■ **WHAT THE TASK REQUIRES**
In the entries below, count every line containing "Reset". Reply with the number alone.

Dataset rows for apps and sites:
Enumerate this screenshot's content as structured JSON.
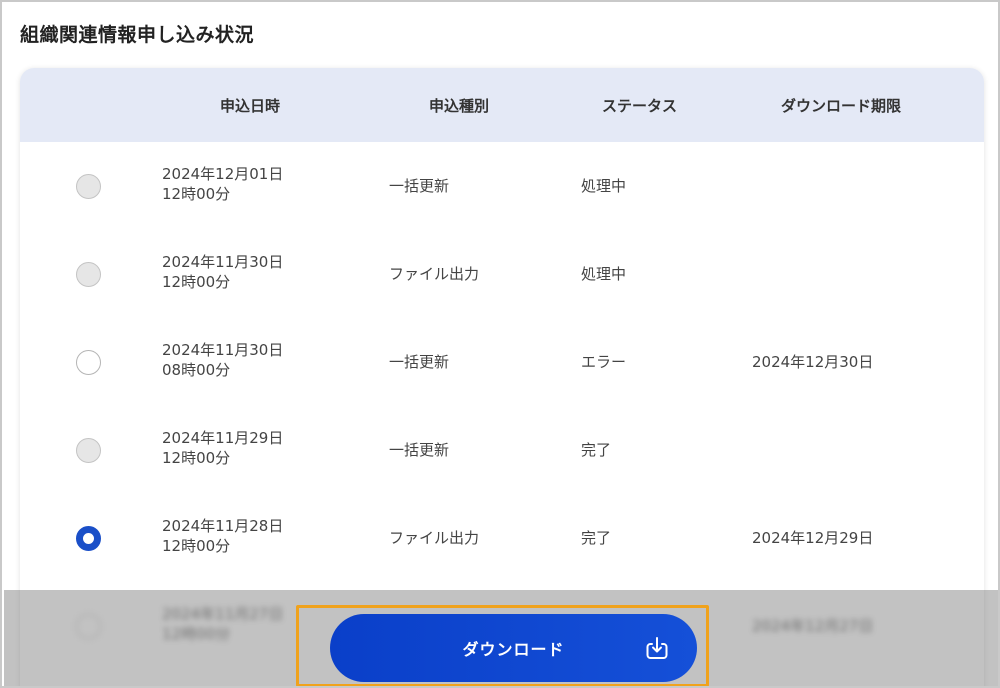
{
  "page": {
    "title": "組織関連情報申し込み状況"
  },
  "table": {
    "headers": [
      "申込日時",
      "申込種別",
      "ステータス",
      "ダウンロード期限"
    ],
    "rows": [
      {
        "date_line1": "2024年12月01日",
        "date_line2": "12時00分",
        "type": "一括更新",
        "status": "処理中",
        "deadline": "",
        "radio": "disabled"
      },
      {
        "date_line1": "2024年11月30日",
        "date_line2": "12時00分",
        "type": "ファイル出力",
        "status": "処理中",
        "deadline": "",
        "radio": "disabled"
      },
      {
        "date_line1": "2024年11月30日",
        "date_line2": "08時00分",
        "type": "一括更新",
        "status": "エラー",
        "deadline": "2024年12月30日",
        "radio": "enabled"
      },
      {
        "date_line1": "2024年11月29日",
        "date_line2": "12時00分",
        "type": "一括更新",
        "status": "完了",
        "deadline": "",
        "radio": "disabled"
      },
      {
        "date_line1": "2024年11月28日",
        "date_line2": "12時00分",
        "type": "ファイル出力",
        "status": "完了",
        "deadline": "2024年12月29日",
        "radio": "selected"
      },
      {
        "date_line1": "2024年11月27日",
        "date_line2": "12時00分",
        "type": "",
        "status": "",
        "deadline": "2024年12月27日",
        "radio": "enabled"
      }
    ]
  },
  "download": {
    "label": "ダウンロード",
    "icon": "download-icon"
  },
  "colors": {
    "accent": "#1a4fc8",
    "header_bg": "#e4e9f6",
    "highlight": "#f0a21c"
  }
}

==

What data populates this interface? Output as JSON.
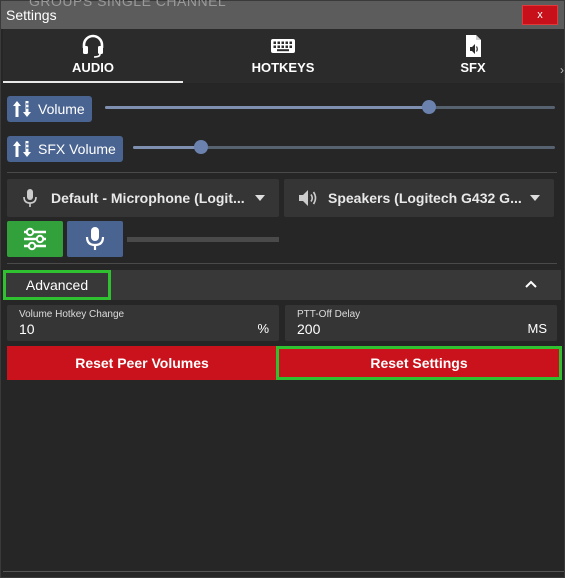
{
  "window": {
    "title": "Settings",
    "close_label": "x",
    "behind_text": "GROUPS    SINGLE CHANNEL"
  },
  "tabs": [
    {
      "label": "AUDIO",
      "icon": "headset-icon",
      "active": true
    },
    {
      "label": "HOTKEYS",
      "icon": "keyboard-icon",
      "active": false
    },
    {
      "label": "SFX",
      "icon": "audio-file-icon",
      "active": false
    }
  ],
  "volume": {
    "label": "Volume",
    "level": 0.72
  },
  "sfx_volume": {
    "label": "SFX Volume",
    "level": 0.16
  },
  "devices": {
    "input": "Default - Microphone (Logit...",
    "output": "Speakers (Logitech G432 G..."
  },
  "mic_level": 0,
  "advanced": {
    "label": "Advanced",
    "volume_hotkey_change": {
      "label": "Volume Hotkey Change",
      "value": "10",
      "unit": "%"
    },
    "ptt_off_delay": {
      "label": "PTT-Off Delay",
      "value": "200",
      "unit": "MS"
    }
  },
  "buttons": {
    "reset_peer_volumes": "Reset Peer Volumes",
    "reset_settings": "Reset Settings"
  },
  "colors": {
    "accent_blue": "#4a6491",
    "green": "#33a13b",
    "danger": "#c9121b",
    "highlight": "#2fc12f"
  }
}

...

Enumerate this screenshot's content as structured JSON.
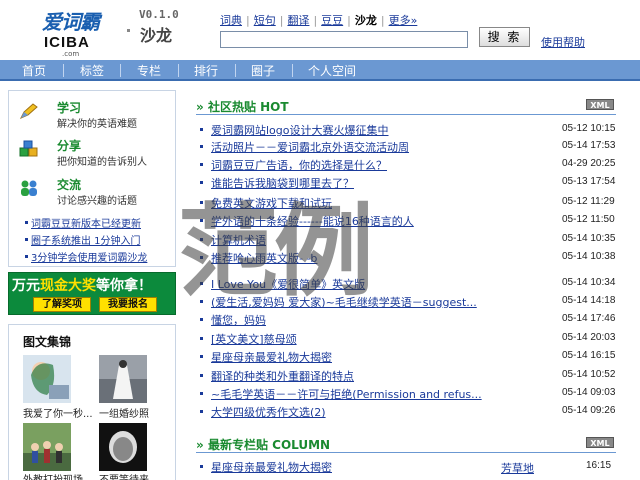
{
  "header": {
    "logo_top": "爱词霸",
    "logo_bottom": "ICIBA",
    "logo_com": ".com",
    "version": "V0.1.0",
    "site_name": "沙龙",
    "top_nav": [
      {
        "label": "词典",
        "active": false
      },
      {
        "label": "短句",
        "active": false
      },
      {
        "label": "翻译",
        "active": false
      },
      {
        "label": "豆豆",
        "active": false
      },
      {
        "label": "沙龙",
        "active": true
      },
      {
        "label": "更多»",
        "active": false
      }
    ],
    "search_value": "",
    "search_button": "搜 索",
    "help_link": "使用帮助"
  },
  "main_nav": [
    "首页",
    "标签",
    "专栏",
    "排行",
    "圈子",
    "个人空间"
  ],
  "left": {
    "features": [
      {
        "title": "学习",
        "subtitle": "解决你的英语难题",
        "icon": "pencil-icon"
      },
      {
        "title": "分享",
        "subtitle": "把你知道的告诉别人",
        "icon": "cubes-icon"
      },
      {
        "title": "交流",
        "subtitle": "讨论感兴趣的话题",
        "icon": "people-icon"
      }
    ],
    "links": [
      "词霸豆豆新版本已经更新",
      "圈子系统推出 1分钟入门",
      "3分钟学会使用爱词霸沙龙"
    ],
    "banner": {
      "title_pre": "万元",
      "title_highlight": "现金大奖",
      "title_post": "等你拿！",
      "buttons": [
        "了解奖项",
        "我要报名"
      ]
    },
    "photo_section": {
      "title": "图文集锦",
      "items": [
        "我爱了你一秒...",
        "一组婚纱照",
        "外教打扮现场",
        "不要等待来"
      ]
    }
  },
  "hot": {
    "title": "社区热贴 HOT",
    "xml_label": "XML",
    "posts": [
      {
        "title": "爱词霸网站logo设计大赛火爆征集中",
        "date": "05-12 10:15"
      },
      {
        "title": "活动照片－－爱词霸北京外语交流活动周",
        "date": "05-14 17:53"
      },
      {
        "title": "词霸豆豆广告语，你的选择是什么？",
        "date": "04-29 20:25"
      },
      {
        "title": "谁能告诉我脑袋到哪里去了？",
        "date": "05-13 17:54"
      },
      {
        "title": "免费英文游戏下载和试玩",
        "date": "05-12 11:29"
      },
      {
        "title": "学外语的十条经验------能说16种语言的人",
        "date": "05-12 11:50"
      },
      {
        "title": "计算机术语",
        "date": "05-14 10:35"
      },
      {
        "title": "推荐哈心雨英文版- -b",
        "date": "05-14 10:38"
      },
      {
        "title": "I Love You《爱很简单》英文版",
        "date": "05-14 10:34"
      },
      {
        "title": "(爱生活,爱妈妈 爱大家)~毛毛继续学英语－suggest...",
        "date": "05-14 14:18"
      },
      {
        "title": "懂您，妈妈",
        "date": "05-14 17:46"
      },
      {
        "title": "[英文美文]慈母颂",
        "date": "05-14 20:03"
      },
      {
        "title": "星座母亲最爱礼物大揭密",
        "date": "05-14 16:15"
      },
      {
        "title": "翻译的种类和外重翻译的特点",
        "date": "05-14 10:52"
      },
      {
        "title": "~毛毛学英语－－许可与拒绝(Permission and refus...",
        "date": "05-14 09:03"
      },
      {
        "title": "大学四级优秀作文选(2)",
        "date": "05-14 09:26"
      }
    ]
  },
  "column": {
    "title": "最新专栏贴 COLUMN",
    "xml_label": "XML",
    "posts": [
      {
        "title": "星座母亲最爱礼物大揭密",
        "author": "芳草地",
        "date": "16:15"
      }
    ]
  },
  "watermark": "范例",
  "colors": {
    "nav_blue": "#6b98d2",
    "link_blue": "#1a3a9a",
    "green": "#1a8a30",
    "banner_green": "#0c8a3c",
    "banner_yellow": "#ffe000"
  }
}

■ **SOLUTION TO THIS TASK**
2